Dataset rows describing interfaces:
-- Opening Marker --

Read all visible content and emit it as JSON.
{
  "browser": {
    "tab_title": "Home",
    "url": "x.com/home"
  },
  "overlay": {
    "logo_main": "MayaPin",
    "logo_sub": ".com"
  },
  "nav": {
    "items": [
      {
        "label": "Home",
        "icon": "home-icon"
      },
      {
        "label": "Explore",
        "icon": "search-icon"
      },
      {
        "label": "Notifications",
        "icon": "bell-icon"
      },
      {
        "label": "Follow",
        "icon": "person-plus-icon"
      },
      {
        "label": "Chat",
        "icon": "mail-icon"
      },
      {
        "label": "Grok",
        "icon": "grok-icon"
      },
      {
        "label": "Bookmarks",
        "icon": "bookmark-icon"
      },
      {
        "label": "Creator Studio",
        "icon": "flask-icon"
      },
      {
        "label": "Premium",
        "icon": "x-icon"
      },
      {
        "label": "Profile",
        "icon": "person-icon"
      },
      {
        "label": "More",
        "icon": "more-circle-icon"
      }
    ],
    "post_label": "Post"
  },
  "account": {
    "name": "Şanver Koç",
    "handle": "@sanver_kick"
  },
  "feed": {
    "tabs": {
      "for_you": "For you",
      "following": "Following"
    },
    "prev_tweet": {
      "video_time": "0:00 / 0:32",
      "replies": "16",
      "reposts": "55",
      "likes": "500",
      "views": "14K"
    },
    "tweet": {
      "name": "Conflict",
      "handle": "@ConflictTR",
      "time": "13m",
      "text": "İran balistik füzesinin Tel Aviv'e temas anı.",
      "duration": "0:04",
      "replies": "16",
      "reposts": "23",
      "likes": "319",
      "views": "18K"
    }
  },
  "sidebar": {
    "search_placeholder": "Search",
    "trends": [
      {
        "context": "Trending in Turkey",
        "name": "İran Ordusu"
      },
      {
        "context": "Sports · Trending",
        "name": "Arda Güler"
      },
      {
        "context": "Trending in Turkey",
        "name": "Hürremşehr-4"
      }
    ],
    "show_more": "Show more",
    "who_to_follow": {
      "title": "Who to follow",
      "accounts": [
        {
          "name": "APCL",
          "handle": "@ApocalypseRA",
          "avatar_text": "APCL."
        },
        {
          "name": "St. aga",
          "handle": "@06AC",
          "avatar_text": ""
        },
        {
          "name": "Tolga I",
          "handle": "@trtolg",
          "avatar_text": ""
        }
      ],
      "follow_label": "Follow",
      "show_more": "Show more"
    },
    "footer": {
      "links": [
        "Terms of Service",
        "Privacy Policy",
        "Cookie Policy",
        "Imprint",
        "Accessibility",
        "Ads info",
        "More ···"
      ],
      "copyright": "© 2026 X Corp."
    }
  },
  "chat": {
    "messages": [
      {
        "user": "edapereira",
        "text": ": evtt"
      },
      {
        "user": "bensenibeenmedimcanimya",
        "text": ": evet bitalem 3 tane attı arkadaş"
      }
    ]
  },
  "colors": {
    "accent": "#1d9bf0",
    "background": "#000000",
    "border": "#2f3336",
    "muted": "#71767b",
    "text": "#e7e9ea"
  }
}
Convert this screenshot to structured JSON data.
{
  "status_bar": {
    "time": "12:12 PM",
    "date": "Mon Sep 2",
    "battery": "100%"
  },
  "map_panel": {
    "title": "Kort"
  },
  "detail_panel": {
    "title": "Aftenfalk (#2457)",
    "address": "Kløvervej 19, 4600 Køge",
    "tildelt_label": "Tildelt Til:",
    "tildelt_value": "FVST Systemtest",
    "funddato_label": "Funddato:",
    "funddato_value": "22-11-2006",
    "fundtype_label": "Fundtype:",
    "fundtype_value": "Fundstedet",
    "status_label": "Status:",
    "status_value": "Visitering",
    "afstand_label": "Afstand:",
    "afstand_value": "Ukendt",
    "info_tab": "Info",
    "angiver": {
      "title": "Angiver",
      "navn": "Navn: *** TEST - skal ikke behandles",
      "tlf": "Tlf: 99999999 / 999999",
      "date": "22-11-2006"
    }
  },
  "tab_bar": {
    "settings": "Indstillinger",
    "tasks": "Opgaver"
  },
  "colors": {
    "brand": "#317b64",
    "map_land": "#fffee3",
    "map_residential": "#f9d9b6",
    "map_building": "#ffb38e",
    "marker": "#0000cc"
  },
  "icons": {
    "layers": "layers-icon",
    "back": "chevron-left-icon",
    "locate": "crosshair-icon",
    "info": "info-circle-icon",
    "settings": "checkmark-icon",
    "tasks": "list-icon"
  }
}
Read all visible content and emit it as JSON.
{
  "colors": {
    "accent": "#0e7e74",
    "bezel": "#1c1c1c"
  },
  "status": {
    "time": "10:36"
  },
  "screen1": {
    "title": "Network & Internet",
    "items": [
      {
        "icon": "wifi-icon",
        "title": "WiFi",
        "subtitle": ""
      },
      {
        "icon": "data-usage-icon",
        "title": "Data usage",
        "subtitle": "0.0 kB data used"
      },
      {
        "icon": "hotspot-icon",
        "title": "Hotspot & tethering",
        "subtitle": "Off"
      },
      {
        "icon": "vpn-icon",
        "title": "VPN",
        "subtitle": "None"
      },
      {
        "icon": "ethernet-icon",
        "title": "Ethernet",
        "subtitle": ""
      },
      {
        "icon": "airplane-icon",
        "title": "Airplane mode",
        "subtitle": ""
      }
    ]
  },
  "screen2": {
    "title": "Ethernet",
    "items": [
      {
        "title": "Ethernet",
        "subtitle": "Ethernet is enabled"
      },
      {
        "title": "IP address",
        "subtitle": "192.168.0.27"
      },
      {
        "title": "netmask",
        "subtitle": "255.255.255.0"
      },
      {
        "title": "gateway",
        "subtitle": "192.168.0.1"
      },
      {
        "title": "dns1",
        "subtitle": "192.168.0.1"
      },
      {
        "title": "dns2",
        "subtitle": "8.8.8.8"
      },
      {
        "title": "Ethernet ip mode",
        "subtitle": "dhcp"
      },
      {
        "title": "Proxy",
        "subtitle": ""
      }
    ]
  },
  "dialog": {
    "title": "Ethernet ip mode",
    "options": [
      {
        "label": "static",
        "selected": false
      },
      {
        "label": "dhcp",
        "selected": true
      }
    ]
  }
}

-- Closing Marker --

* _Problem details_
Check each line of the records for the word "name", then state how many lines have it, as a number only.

* _Solution to this task_
8